Clare Press for Peppermint Magazine


Hear that? It’s the rumblings of change. The sound of the global fashion industry stirring from its apathetic slumber. The beast is groaning because it feels unwell, but this is not a sob story. It’s one of diagnosis, and hope. You have to acknowledge there’s a problem before you can begin to fix it.

Consuming insane quantities of virgin resources, failing to manage toxic waste, unsafe factory conditions, unfair wages – all these things are unsustainable. It’s time to design a different sort of fashion future. So how? The activists, scientists and economists, the zero-wasters, thrifters, upcyclers and guerrilla knitters, the Marie Kondo converts and the shopping detoxers can make all the noise they like, but unless the fashion community decides to change its own world, the revolution will be slow to come. Fashion must reform itself, from its epicentres: the ateliers, runways, boardrooms and design schools. Especially the schools. The next generation of fashion designers has the power to flip this narrative and insist on a happier ending.

What if ethical brands became the norm rather than the exception? What if every red carpet turned green? What if Gigi Hadid said to Tommy Hilfiger, “I want us to switch to organic cotton for this collaboration.” Imagine if all the swimwear and surfwear designers chose recycled over virgin nylon. Then poured a percentage of their profits into researching how microplastic fibres can be prevented from entering our oceans. Imagine! Designers can save us. They are the ones who dream up the clothes we buy, who decide on the fabrics and colours and cuts.

I write this on the eve of the 21st Australian Fashion Week, an event I’ve been covering as a journalist since the early 2000s. Back then no one talked about sustainable or ethical fashion. Those phrases didn’t exist. We had our heads in the fashion clouds – we were hopelessly naïve. We thought it was amusing when Ksubi (then called Tsubi) made their 2001 debut with a perspex runway filled with live rats. More broadly, we had no clue that our denim habit might be dyeing rivers blue in China. Or that our addiction to pesticide-drenched cotton might be poisoning farmers and drying up the Aral Sea. Today we are older and wiser. Information about the impacts of our fashion consumption is much more readily available, and way more people are taking note.

In 2014 when I started writing my book about the fashion system, Wardrobe Crisis, there were some powerful players well down the path of shaping a more responsible fashion industry. I’m talking about designers like Stella McCartney and Vivienne Westwood, ethical fashion campaigners Livia Firth and Orsola de Castro, and behind-the-scenes supply chain and sustainability experts at companies like Kering, H&M and Patagonia. But the wider community had yet to switch on. Fast fashion consumers and mainstream magazines weren’t on board with this stuff at all, while we rarely saw ethical fashion on the runways.

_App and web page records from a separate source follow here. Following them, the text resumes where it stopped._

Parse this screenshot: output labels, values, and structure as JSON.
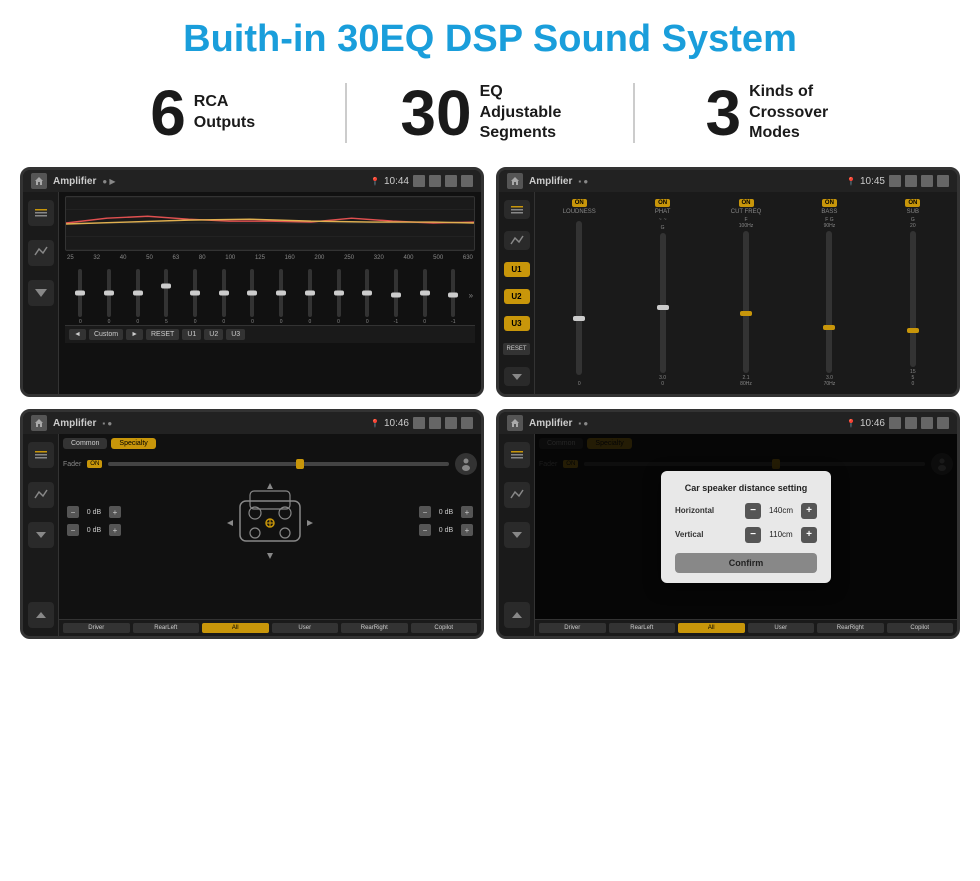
{
  "page": {
    "title": "Buith-in 30EQ DSP Sound System",
    "stats": [
      {
        "number": "6",
        "text": "RCA\nOutputs"
      },
      {
        "number": "30",
        "text": "EQ Adjustable\nSegments"
      },
      {
        "number": "3",
        "text": "Kinds of\nCrossover Modes"
      }
    ]
  },
  "screens": [
    {
      "id": "screen1",
      "status_bar": {
        "app": "Amplifier",
        "time": "10:44"
      },
      "type": "eq",
      "freq_labels": [
        "25",
        "32",
        "40",
        "50",
        "63",
        "80",
        "100",
        "125",
        "160",
        "200",
        "250",
        "320",
        "400",
        "500",
        "630"
      ],
      "slider_values": [
        "0",
        "0",
        "0",
        "5",
        "0",
        "0",
        "0",
        "0",
        "0",
        "0",
        "0",
        "-1",
        "0",
        "-1"
      ],
      "bottom_btns": [
        "◄",
        "Custom",
        "►",
        "RESET",
        "U1",
        "U2",
        "U3"
      ]
    },
    {
      "id": "screen2",
      "status_bar": {
        "app": "Amplifier",
        "time": "10:45"
      },
      "type": "amplifier",
      "u_btns": [
        "U1",
        "U2",
        "U3"
      ],
      "reset_btn": "RESET",
      "amp_cols": [
        {
          "label": "LOUDNESS",
          "on": true
        },
        {
          "label": "PHAT",
          "on": true
        },
        {
          "label": "CUT FREQ",
          "on": true
        },
        {
          "label": "BASS",
          "on": true
        },
        {
          "label": "SUB",
          "on": true
        }
      ]
    },
    {
      "id": "screen3",
      "status_bar": {
        "app": "Amplifier",
        "time": "10:46"
      },
      "type": "speaker",
      "tabs": [
        "Common",
        "Specialty"
      ],
      "fader_label": "Fader",
      "fader_on": "ON",
      "db_rows": [
        {
          "value": "0 dB"
        },
        {
          "value": "0 dB"
        },
        {
          "value": "0 dB"
        },
        {
          "value": "0 dB"
        }
      ],
      "bottom_btns": [
        "Driver",
        "RearLeft",
        "All",
        "User",
        "RearRight",
        "Copilot"
      ]
    },
    {
      "id": "screen4",
      "status_bar": {
        "app": "Amplifier",
        "time": "10:46"
      },
      "type": "dialog",
      "tabs": [
        "Common",
        "Specialty"
      ],
      "dialog": {
        "title": "Car speaker distance setting",
        "rows": [
          {
            "label": "Horizontal",
            "value": "140cm"
          },
          {
            "label": "Vertical",
            "value": "110cm"
          }
        ],
        "confirm_btn": "Confirm"
      },
      "bottom_btns": [
        "Driver",
        "RearLeft",
        "All",
        "User",
        "RearRight",
        "Copilot"
      ]
    }
  ]
}
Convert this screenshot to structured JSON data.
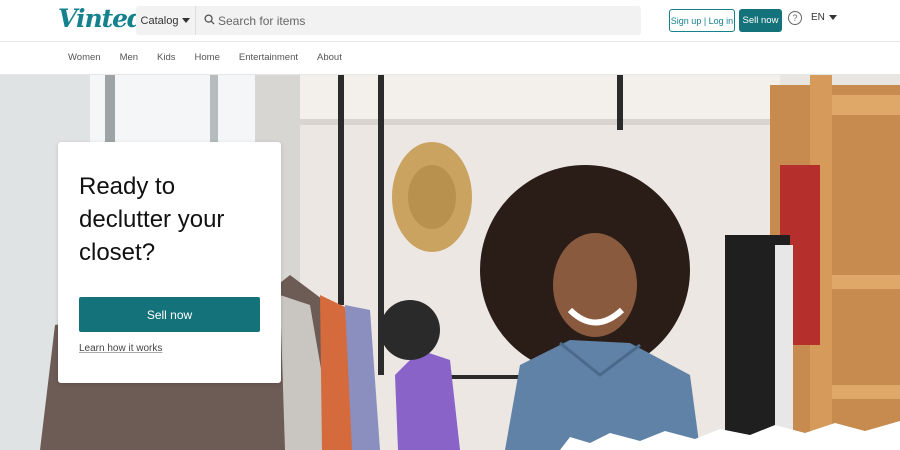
{
  "header": {
    "logo_text": "Vinted",
    "catalog_label": "Catalog",
    "search_placeholder": "Search for items",
    "signup_label": "Sign up | Log in",
    "sell_label": "Sell now",
    "help_icon": "question-circle-icon",
    "language": "EN"
  },
  "nav": {
    "items": [
      "Women",
      "Men",
      "Kids",
      "Home",
      "Entertainment",
      "About"
    ]
  },
  "hero": {
    "title": "Ready to declutter your closet?",
    "button_label": "Sell now",
    "link_label": "Learn how it works"
  },
  "colors": {
    "brand": "#14828c",
    "button": "#14727b"
  }
}
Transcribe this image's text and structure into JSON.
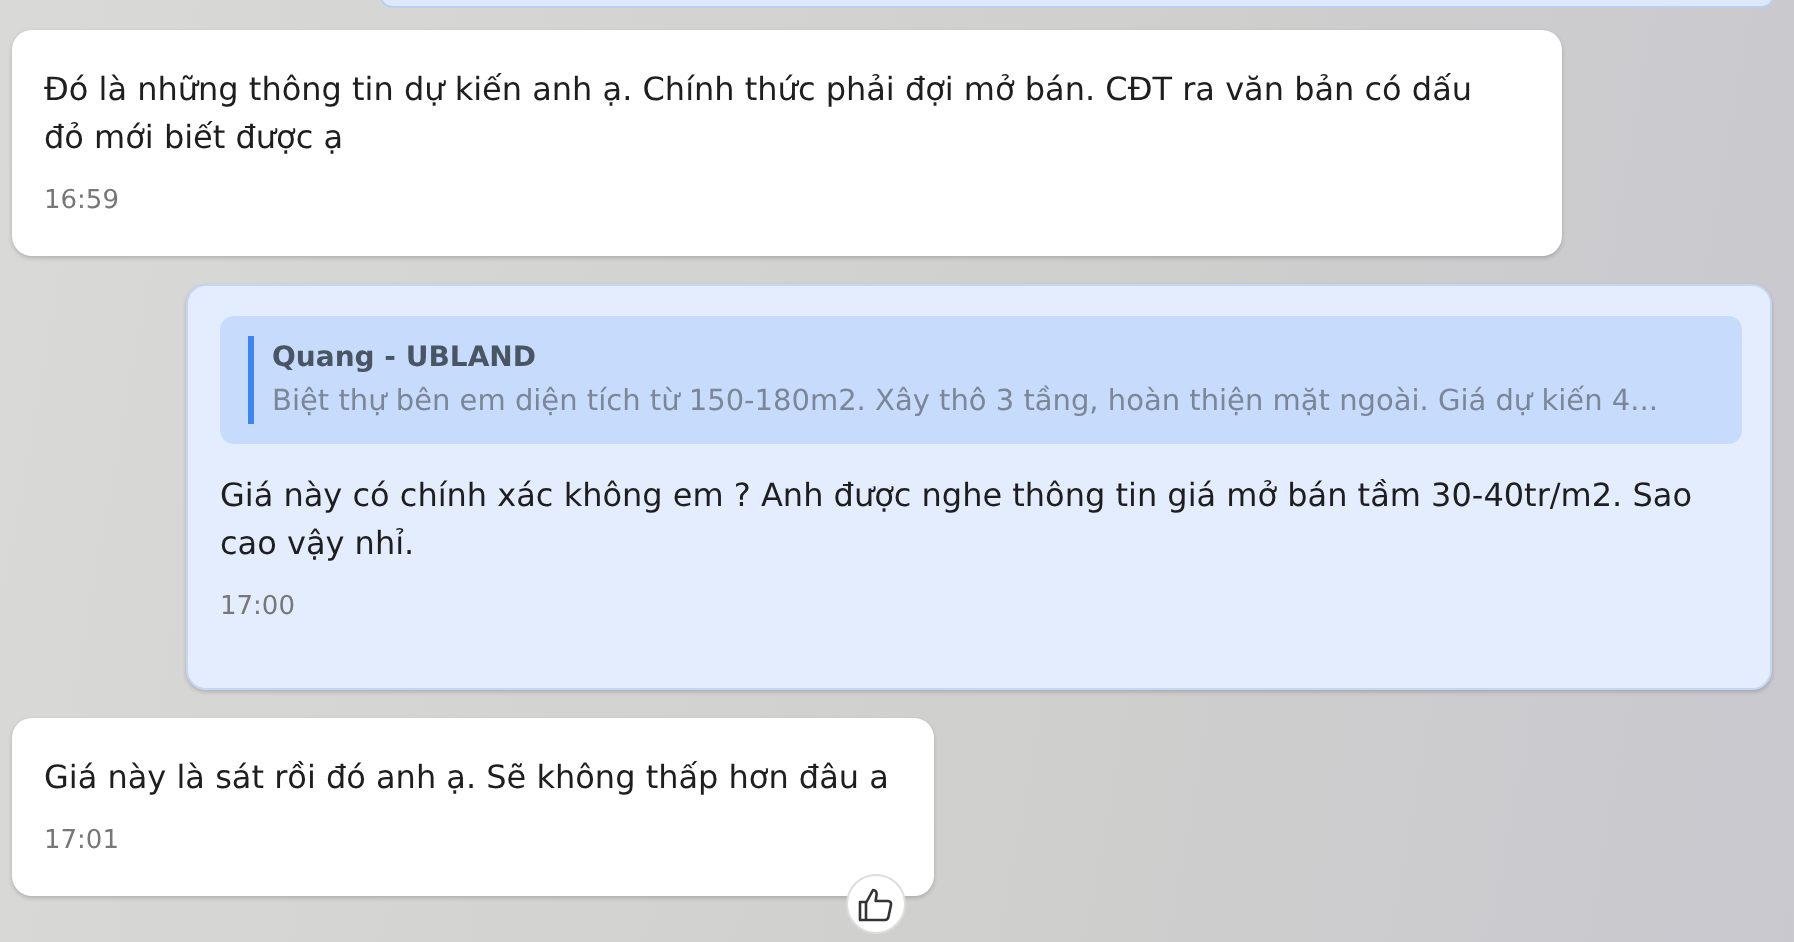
{
  "messages": [
    {
      "kind": "incoming",
      "text": "Đó là những thông tin dự kiến anh ạ. Chính thức phải đợi mở bán. CĐT ra văn bản có dấu đỏ mới biết được ạ",
      "time": "16:59"
    },
    {
      "kind": "outgoing",
      "quote": {
        "author": "Quang - UBLAND",
        "text": "Biệt thự bên em diện tích từ 150-180m2. Xây thô 3 tầng, hoàn thiện mặt ngoài. Giá dự kiến 4..."
      },
      "text": "Giá này có chính xác không em ? Anh được nghe thông tin giá mở bán tầm 30-40tr/m2. Sao cao vậy nhỉ.",
      "time": "17:00"
    },
    {
      "kind": "incoming",
      "text": "Giá này là sát rồi đó anh ạ. Sẽ không thấp hơn đâu a",
      "time": "17:01",
      "like_button": true
    }
  ]
}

Three years later, sustainability is the buzzword. Looking just at Australia here’s a heartening list of examples: at this year’s BT Emerging Designer Award two out of three contenders were sustainable brands – Celeste Tesoriero and Kacey Devlin. Kit Willow of KitX is our equivalent of Stella McCartney. She talks about designing “from a spirit of kindness, integrity and transparency” and it’s obviously working – Emma Watson is a fan. This season Ginger and Smart, which is Ethical Clothing Australia (ECA) accredited, is working with organic cotton, natural dyes and recycled polyester. In fact, ECA is all over this year’s fashion week schedule with accredited brands like Bianca Spender showing, while Viktoria & Woods and Manning Cartell are speaking on Clean Cut’s Future Talks panel. And I’m excited to see what slow fashion designer Roopa Pemmaraju presents. Safe to say it won’t be rats.

You wouldn’t get away with that today. And I don’t believe you will get away with polluting our natural environment or exploiting workers tomorrow. I’ve seen our industry grow up and get serious about the sort of change it wants to see in the world.
Fashion’s future depends on it.